Revamp of a classic tuner wows crix
CHICAGO — New York may have just discovered the Chicago-honed talents of Mary Zimmerman of “Metamorphoses” and Greg Kotis of “Urinetown.” But that’s old news in the Windy City, where the buzz this spring has been all about two pianos, “My Fair Lady” and a fellow named Gary Griffin.
Griffin’s revisionist revival of the Lerner & Loewe tuner, which uses a cast of only eight actors, has received a raft of rave reviews. One respected longtime Chi critic, Jeff Rosen of Gay Chicago, declared the Court Theater Co. production to be the best show he’d ever seen in Chicago in some 30 years of theatergoing. Others may not have gone quite that far, but words like “masterpiece” have been banded about, and Griffin’s “My Fair Lady” is the odds-on favorite to take all the honors at the Joseph Jefferson Awards ceremony in November.
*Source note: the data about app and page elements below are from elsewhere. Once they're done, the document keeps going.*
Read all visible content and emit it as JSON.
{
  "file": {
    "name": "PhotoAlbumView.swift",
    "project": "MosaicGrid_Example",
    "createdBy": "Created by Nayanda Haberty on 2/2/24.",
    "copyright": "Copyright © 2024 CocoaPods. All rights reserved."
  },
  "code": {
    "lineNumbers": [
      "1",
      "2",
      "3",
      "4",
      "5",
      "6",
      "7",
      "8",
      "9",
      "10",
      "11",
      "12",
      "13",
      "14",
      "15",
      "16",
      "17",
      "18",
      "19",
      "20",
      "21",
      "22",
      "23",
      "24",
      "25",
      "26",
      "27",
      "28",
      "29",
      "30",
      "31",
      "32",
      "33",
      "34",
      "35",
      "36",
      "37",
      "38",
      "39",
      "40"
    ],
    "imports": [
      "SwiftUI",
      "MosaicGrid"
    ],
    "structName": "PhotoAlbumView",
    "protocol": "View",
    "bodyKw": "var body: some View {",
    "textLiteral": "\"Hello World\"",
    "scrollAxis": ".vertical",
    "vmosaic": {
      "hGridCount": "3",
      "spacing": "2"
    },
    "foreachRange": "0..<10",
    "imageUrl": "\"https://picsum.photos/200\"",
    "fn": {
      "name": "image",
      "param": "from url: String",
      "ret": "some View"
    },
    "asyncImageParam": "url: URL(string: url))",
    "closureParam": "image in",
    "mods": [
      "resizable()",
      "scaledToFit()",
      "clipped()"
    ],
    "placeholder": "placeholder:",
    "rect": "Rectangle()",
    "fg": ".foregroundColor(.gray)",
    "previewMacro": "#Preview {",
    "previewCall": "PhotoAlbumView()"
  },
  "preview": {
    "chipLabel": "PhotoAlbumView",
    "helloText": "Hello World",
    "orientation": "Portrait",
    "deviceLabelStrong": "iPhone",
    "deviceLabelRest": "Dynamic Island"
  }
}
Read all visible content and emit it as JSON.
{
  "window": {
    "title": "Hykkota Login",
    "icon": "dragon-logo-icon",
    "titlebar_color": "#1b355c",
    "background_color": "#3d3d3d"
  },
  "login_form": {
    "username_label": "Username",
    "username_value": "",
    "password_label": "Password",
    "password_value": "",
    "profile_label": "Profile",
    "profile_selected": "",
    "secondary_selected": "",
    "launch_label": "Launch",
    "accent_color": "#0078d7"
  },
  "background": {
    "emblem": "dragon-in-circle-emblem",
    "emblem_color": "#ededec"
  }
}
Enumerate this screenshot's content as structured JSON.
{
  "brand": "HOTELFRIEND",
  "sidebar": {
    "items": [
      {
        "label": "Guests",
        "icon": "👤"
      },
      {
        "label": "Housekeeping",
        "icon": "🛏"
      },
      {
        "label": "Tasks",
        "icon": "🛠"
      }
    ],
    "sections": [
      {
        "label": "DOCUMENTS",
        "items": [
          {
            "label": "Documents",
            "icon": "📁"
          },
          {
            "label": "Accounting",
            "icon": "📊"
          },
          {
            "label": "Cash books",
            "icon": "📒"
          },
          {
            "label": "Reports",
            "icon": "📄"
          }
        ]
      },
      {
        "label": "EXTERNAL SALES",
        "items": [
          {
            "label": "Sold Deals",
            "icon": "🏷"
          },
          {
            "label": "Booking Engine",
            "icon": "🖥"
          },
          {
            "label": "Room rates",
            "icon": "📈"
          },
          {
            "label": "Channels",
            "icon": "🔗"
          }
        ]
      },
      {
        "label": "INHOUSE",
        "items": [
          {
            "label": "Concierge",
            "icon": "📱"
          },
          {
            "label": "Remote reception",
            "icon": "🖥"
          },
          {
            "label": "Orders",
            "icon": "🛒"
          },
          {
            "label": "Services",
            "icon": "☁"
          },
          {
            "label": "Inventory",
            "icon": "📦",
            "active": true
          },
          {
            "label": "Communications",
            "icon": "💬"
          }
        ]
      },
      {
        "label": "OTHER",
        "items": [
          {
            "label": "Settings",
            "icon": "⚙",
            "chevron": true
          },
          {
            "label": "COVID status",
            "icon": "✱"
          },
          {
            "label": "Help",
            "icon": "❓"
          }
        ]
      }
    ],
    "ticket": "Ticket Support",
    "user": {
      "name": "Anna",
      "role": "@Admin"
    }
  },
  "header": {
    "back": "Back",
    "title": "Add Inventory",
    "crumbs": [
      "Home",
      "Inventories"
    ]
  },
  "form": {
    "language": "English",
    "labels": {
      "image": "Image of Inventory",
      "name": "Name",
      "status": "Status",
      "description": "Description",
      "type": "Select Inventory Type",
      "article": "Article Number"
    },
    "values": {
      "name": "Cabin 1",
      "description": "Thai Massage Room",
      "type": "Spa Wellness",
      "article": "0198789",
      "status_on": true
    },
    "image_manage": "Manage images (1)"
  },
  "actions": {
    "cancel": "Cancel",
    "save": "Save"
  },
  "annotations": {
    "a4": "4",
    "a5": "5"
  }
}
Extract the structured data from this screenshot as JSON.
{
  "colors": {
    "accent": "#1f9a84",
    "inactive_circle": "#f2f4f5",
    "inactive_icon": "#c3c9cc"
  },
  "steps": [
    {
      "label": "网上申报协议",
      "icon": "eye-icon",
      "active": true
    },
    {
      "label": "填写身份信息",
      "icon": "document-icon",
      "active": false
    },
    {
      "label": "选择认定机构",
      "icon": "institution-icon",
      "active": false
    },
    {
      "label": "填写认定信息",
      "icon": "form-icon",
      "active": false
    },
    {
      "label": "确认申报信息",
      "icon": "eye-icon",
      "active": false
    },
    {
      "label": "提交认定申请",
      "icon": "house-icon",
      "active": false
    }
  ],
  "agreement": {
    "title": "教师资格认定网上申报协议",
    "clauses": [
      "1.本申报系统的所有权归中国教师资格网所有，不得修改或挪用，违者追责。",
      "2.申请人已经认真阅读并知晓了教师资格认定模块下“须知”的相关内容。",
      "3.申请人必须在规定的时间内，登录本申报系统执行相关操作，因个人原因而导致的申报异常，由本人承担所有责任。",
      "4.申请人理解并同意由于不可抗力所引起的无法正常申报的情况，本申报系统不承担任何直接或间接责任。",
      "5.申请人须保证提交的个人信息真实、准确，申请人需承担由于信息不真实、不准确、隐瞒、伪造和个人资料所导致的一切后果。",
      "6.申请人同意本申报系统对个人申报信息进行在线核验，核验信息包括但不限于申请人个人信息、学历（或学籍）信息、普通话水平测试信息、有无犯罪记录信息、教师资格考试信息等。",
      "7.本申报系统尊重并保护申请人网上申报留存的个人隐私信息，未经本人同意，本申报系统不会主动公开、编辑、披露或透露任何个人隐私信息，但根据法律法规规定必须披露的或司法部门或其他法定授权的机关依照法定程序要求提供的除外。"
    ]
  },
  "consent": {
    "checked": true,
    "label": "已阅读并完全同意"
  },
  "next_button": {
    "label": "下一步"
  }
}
This is merely the latest in a long series of musical smashes for Griffin, an Illinois-born, Illinois-trained freelance director who works at nonprofits all over town. He’s carved out an interesting niche, pulling apart big tuners and then re-imagining them on a smaller scale by placing greater emphasis on character and nuance.
For all the ink devoted to the ongoing vibrancy of the Chi theater community, musicals have remained a weak spot. Local commercial players such as the Marriott Theater in Lincolnshire and the Drury Lane Theater in Oakbrook have decent reputations for reviving old musicals and producing them at a level comparable to the Paper Mill Playhouse and the Goodspeed Opera House, but unless we’re talking grungefests like “Urinetown,” few associate Chicago with the development of the musical, chamber or otherwise.
Although he’s still largely unknown outside Chicago, Griffin has been trying to change that. He got a flicker of national attention last summer with his arena-style revival of Stephen Sondheim’s rarely seen “Pacific Overtures” for the Chicago Shakespeare Theater, which used a racially diverse cast of only 10 men (instead of the original 19). Remarkably, Griffin managed to negotiate a sure course between parody and theatricalism on the one hand — and cultural veracity and political verisimilitude on the other. The result was a beguiling, fascinating show rooted in its epoch and Japanese geography, but full of sly surprises at every turn.
The concept got praise from out-of-town scribes and its composer, and it attracted a small contingent of Gotham producers, who were sniffing around town. But ultimately it went nowhere.
This latest “My Fair Lady” probably will suffer the same fate, given that Trevor Nunn’s huge London revival is on everyone’s agenda. Griffin’s production, though, could not be more different.
Employing a two-piano version of the score that was approved by Frederick Loewe back in the 1950s, Griffin’s version uses only 10 actors — Kate Fry and Kevin Gudahl are Ms. Doolittle and Mr. Higgins — and has minimal choreography.
It’s produced on a thrust stage in the intimate 345-seat Chicago Center for the Performing Arts, a new theater located just west of Michigan Avenue, which the Court rented for the occasion.
“We wanted to do a distilled version,” Griffin says. “We thought there might be an opportunity for the musical moments to reveal intimate events in the lives of the characters.”
The experiment, it’s widely agreed, has been very successful.
Remarkably fresh and revisionist, the show feels like “Pygmalion” with songs, rather than a separate Broadway concoction. Henry Higgins’ issues with sex and control over Eliza are thrown in sharper relief. And in a show where it feels like every piece of the musical was ripped apart and put back together, Shavian lucidity on issues of class, power and gender have never been clearer.